ASSIGNMENT: The full listing needs to be output exactly.
'''
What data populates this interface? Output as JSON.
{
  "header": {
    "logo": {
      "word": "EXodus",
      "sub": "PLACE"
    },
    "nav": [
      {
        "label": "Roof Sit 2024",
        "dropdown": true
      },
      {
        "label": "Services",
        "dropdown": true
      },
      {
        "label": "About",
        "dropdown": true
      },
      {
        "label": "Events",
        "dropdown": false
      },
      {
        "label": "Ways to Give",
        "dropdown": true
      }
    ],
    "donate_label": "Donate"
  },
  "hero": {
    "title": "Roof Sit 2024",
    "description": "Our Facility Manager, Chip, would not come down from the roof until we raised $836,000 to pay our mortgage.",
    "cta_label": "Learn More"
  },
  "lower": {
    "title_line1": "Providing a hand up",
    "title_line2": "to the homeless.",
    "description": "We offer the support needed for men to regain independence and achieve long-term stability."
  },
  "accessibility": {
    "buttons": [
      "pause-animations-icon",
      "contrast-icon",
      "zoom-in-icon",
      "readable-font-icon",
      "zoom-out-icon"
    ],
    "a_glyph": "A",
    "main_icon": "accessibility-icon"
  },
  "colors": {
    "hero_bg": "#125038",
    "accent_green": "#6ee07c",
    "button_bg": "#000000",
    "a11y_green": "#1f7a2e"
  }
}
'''
TASK SOLUTION:
What data populates this interface? Output as JSON.
{
  "header": {
    "logo": {
      "word": "EXodus",
      "sub": "PLACE"
    },
    "nav": [
      {
        "label": "Roof Sit 2024",
        "dropdown": true
      },
      {
        "label": "Services",
        "dropdown": true
      },
      {
        "label": "About",
        "dropdown": true
      },
      {
        "label": "Events",
        "dropdown": false
      },
      {
        "label": "Ways to Give",
        "dropdown": true
      }
    ],
    "donate_label": "Donate"
  },
  "hero": {
    "title": "Roof Sit 2024",
    "description": "Our Facility Manager, Chip, would not come down from the roof until we raised $836,000 to pay our mortgage.",
    "cta_label": "Learn More"
  },
  "lower": {
    "title_line1": "Providing a hand up",
    "title_line2": "to the homeless.",
    "description": "We offer the support needed for men to regain independence and achieve long-term stability."
  },
  "accessibility": {
    "buttons": [
      "pause-animations-icon",
      "contrast-icon",
      "zoom-in-icon",
      "readable-font-icon",
      "zoom-out-icon"
    ],
    "a_glyph": "A",
    "main_icon": "accessibility-icon"
  },
  "colors": {
    "hero_bg": "#125038",
    "accent_green": "#6ee07c",
    "button_bg": "#000000",
    "a11y_green": "#1f7a2e"
  }
}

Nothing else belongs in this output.